The government want to be trusted now that next year they are going to achieve $400 million in savings in this area, when every single time they have presented a budget and at additional estimates the costs have just gone up and up and up. Now they want the Australian people to believe it is all going to be fixed next year, despite the fact that by the end of next financial year, according to their own evidence at estimates, another 7½ thousand people will have turned up in boats and there will be just under 6,000 people in the detention network.

To achieve the figures in their budget they have to do the following—and they know this: they will have to visa out of the system by the end of next year another 5,000 people with permanent protection visas. They will have to grant another 5,000 permanent protection visas.
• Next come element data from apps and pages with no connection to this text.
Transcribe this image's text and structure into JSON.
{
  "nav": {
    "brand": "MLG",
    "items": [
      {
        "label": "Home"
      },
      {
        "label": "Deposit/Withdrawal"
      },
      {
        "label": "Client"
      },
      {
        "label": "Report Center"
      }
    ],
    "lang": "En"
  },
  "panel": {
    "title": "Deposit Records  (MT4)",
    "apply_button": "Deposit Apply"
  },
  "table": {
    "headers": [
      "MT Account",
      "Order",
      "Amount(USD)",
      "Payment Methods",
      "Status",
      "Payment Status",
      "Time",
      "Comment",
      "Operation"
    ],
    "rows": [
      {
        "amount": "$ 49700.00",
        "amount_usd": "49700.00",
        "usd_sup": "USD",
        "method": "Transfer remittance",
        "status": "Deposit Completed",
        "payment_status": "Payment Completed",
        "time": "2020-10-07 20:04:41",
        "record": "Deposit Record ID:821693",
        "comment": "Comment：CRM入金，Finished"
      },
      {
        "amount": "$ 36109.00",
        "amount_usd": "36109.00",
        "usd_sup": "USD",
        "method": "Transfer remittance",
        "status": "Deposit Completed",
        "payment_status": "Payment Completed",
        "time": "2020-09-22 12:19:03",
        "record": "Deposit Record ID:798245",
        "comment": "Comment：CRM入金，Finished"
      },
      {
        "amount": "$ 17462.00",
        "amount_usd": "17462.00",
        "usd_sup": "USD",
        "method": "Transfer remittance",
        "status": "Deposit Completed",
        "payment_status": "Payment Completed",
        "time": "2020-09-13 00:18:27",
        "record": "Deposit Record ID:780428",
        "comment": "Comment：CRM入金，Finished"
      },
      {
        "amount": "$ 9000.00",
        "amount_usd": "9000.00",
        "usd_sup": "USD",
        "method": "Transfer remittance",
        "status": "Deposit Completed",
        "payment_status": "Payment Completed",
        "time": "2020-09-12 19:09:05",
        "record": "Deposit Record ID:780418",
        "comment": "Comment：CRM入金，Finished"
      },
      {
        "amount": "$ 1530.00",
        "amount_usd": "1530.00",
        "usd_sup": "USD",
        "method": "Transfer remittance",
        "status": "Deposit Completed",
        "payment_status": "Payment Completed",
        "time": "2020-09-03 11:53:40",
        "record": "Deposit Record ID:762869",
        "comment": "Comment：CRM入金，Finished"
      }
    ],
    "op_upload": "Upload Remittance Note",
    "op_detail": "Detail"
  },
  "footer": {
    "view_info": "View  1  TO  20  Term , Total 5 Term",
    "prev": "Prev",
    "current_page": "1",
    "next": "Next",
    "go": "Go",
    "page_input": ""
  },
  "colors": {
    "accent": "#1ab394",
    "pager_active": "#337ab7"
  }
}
That will reduce the number of visas given to offshore humanitarian entrants and refugee entrants by that amount—by another 5,000. That is going to be the humanitarian cost of this government's border protection failures. Those who are duly awaiting their time and their place will lose that opportunity because 5,000 people who turn up in a boat over the next 18 months are going to get their visa. In addition to that, they have to issue another 1,800 bridging visas for people who they expect to be in the system. We will see how that goes. That is what their figures rely on; they will not meet them and we will be back in this place a year from now. The only plan of the Minister for Immigration and Citizenship, who today wants to be the Treasurer—that is his exit plan from this portfolio—is not to stop the boats; it is to make Kevin Rudd Prime Minister so he can be Treasurer. And, based on these figures, if he does to our finances what he has done to the immigration portfolio heaven help us! Our finances will be in a worse state than our borders if this minister for immigration ever becomes Treasurer, which is his ambition.

This is a government that has no plan on this issue other than to blame the opposition, embrace the Greens and reject the proven policies of the coalition. That is its plan. Its plan is simply to blame the opposition for its own failures, which have delivered almost $4 billion in budget blowouts, have resulted in more than 15,000 people turning up on its watch and have seen our immigration network go from just four people in detention—you could almost put them in a phone box—to over 6,000 people, who are now costing taxpayers around $1.2 billion every single year.

I think that there is no issue that says more about this government's incompetence and their denial than this issue. This is a government that has completely lost the plot on this issue. They have no plan to fix it other than simply to blame the opposition and to carp and whinge. Today this government could implement Nauru. It could be done at a fraction of the cost of what the government says. (Time expired)